When Paul Barton moved to Thailand in the 1990s, it only was supposed to be there for a temporary assignment, in order to teach piano at a private school. However, his plans changed when he met his wife. And that short period of time turned into 22 years. Thailand is something of a mecca for Western tourists who want up-close and personal experiences with elephants, and they have their pick from a whole host of sanctuaries.
Paul and his wife, Khwan, were drawn to Elephants World because they like the idea of a retirement community for dozens of sick, abused, retired and rescued elephants. They soon became regulars there, along with Paul’s trusty Feurich piano, which he began playing to help soothe and calm the elderly resident elephants, many of whom suffer eyesight problems of varying degrees.
In fact, a blind elephant named Plara was the first elephant he played for, and he “suddenly stopped eating, with the grass protruding from his mouth and stayed motionless all through the music.” But his most memorable performance to date was the time he played a Beethoven piece, “Moonlight Sonata,” for Romsai, a massive (and blind) bull elephant who made even his handlers nervous.
He’s usually kept away from people because of his size and questionable temperament, so “to be so close to him at the piano under the moon and stars and play music to him was quite special,” Paul recalls. “He seemed to be listening and, from his reaction, liked the music. He let me live.”
Paul’s YouTube channel is filled with short videos of him playing pieces by such composers as Beethoven, Bach and Chopin, some of the elephants swaying and flapping their ears and trunks as the soft music drifts into the early-evening air. In the video below, he’s playing Chopin’s “Raindrop Prelude” to 84-year-old Nong Mai, one of Thailand’s oldest elephants.
“She’s not fond of human company — to put it mildly. When I suggested to Yai, her mahout, I play a little piano music for her one day, I was told she would certainly not listen, probably hit me with her trunk if I was in front of her at the piano and walk away backwards.
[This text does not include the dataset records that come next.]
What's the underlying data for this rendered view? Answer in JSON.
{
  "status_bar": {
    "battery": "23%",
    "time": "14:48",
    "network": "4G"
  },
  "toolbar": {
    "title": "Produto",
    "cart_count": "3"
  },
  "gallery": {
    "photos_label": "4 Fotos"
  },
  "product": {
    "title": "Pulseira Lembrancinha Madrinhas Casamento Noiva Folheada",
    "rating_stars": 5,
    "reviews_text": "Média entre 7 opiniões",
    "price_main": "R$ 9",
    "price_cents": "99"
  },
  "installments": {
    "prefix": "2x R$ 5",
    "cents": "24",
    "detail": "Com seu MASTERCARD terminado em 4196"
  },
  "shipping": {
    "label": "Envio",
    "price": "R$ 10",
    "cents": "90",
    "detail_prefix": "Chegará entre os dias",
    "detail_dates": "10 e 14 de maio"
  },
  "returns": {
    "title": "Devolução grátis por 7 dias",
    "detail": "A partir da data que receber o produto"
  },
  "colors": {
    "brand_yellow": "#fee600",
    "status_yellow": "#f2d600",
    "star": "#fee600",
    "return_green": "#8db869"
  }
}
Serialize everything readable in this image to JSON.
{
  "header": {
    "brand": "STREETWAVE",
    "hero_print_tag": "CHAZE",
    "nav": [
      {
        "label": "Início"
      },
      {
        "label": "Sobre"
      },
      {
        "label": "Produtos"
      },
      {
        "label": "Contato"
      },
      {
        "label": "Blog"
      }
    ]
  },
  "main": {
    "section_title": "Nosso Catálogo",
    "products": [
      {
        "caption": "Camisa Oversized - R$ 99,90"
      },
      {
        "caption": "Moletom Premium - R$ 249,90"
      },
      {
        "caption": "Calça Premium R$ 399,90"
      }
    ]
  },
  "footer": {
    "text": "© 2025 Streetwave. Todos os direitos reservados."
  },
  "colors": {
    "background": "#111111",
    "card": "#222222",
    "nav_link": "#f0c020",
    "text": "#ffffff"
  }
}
I still wanted to try and here’s what happened.”
Check out the elephants reaction when Paul starts playing!